McArdle thinks the grand enticement would be to offer employees actual offices with walls and doors. Well, maybe. While cubicles are certainly a reasonable and preferred alternative to the chaos of the open floor, offices are not necessarily curative. The need for walls is largely dependent on maturity, position, and the need for privacy and confidentiality. Giving everyone an office with a locking door is not only expensive, but an invitation to spend hours on social media or otherwise donking off.
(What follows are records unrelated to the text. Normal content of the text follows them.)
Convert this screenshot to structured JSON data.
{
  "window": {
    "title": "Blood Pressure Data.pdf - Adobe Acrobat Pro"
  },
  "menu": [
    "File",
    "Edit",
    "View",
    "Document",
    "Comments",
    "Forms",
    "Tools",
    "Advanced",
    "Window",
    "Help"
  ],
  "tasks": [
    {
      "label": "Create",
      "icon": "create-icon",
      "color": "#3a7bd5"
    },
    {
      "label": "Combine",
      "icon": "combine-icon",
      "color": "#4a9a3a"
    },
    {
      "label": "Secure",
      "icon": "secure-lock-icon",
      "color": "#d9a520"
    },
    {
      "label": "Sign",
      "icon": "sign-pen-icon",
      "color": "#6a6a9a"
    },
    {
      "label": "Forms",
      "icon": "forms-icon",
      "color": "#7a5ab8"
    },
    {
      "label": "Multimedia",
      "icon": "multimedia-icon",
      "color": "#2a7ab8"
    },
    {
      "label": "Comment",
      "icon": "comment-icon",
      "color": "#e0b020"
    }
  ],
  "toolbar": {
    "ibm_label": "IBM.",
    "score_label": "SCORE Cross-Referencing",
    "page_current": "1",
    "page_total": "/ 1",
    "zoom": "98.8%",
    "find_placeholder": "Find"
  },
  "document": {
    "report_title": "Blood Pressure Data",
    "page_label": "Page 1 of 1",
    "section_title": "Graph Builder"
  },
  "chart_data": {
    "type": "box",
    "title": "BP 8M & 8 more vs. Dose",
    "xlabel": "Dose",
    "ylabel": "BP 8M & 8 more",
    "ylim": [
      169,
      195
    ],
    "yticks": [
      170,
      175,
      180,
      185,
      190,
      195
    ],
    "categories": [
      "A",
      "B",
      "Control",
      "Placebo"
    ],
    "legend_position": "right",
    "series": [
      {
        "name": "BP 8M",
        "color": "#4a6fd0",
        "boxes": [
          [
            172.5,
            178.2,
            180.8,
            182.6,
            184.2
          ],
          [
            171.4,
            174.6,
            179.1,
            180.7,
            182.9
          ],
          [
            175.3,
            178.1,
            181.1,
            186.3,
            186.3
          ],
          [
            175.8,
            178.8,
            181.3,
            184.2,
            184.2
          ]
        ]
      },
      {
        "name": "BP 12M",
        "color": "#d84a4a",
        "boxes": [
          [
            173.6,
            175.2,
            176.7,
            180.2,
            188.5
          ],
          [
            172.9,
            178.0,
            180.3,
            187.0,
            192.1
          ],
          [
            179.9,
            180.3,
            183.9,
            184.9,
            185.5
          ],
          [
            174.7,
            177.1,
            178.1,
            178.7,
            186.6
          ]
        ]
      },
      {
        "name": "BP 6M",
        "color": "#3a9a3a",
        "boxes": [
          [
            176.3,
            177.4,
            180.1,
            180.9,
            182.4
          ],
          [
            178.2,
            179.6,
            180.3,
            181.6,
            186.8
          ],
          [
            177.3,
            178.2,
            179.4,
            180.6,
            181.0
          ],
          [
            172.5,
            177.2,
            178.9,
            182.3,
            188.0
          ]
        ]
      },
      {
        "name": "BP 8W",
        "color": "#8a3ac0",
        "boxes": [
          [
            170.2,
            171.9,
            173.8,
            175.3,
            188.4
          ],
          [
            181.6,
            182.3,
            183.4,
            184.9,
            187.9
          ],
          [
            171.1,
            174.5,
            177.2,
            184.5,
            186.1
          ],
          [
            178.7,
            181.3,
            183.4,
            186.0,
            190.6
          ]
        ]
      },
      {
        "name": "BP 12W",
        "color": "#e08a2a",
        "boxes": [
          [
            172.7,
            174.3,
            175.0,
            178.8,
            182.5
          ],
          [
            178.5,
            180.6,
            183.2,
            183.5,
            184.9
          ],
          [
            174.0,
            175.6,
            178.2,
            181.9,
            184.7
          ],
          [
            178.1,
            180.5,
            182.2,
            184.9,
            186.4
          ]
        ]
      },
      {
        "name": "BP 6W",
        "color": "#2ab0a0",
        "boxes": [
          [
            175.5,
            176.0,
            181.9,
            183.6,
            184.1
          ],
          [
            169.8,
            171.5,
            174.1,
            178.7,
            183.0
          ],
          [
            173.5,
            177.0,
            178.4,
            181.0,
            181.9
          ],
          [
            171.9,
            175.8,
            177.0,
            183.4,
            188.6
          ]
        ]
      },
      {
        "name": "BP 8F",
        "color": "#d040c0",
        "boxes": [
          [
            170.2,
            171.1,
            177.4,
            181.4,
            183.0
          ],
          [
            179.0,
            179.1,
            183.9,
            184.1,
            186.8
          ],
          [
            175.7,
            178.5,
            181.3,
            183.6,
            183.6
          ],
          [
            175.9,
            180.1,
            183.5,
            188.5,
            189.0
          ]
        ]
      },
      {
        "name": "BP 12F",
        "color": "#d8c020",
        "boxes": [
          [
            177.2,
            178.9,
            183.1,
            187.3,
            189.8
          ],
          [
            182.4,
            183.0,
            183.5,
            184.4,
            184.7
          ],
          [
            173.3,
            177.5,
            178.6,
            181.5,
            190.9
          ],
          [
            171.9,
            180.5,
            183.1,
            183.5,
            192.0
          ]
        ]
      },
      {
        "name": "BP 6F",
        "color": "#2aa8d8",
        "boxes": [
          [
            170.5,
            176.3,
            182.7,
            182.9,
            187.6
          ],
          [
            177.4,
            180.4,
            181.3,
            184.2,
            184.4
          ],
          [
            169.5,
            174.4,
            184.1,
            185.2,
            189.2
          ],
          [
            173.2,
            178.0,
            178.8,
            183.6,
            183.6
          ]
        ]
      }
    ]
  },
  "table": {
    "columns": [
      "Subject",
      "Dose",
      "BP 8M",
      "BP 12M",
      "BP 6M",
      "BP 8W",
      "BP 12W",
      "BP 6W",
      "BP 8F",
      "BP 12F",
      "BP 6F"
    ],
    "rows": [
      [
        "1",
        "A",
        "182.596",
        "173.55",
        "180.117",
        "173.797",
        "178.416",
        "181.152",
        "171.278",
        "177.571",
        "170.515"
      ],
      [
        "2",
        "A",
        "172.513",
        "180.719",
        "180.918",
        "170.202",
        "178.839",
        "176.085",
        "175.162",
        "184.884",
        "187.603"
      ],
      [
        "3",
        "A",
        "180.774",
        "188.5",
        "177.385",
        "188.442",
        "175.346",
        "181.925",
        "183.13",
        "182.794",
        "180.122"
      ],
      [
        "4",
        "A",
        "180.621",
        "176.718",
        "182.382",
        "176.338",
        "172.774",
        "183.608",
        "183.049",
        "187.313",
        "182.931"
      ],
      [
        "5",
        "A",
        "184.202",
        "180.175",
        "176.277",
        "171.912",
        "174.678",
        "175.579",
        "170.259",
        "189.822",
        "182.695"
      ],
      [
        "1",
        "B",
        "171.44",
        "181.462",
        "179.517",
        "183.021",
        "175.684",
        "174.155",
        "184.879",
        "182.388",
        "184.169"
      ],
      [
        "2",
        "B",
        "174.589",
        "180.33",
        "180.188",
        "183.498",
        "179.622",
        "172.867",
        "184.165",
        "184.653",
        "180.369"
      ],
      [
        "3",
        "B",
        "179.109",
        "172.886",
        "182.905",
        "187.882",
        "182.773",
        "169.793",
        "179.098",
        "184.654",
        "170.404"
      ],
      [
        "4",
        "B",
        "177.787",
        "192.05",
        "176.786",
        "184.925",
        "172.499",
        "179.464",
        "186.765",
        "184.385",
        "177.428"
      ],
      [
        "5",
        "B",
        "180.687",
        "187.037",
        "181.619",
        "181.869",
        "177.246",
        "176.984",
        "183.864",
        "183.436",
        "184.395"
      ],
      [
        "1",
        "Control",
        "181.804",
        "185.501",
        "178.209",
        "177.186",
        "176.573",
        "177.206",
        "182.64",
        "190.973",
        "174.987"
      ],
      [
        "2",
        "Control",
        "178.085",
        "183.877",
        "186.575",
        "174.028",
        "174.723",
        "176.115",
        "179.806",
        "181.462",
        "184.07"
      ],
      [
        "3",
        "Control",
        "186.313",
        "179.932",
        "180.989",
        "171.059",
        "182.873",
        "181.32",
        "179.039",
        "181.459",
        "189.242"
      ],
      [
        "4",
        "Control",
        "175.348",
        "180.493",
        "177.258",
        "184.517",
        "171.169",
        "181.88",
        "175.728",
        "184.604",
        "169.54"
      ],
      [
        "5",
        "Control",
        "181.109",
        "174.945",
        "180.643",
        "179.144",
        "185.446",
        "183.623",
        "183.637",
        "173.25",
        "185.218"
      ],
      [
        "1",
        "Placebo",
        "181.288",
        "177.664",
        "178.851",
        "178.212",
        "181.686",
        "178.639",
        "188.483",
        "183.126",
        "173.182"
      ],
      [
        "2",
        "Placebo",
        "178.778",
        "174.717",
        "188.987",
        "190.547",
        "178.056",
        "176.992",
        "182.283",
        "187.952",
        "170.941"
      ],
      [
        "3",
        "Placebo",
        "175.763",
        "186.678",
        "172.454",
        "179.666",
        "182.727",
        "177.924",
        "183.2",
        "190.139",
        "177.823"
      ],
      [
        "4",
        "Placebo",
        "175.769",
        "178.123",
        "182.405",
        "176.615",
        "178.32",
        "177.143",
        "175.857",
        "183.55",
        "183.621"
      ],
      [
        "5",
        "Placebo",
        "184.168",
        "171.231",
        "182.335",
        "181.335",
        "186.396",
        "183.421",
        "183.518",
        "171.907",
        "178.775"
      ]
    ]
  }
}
Regardless, most companies have settled on some version of hybrid-remote work. Even the federal government is caving. Four months after the government officially announced an end to the Covid national emergency, the president decided it’s high time federal employees returned to work. Good news for Washington DC since the government owns or leases one-third of the city’s office space. Still, depending on job description, employees are only required to warm their office chairs three or four days a week.
For their part, tech companies have become impatient and are reminding workers that the employment carrot comes with a jobless stick. Meta is telling its people to show up at work at least three days a week or risk being terminated. Amazon warns that if employees can’t commit to gracing the office three days a week, then “it’s probably not going to work out” for them.
But by far the most unexpected RTO mandate came from the folks that made remote work possible: Zoom! The company synonymous with office-free work wants its employees to work in the office. Well, sort of. Zoom is contorting to accommodate resistant employees. Only people who live within 50 miles of a Zoom facility are required to return to the mother ship, and then for only a whopping two days a week! Quelle unreasonable!
All of these two-three-four day RTO mandates make one thing clear: The five-day office work week is dead – at least in white collar industries. It’s outdated, outmoded, and not nearly as appealing as hybrid-remote alternatives. With few exceptions people want their work to fit into the totality of their complex lives, not become their lives.
The hybrid work week is one of the many unforeseen consequences of Covid which, unhappily, is rebounding as it continues to evolve. And that is exactly what office work is being forced to do: Evolve. No doubt the practical alternatives to the daily office grind will come with their own set of unintended consequences. Such critical functions as teamwork and mentorship will be more challenging to achieve. The casual hallway conversations (the lifeblood of corporate communication), the information obtained from observing body language, the camaraderie built on small daily achievements, the sense of being part of something larger, and the building of a company culture are but some of the things that will inevitably change.
I suspect the downtown business model will likewise be forced to evolve in order to attract new tenants and maintain a healthy flow of visitors. Happily, there’s an old song by Petula Clark coincidentally called “Downtown” that the local Chamber of Commerce may want to resurrect.
When you’re alone, and life is making you lonely
You can always go
When you’ve got worries, all the noise and the hurry
Seems to help, I know
Just listen to the music of the traffic in the city
Linger on the sidewalk where the neon signs are pretty
How can you lose?
The lights are much brighter there
You can forget all your troubles, forget all your cares
So go downtown, things’ll be great when you’re
Downtown, no finer place for sure
Downtown, everything’s waiting for you.
And if you believe that, I’ve got an office building to sell you.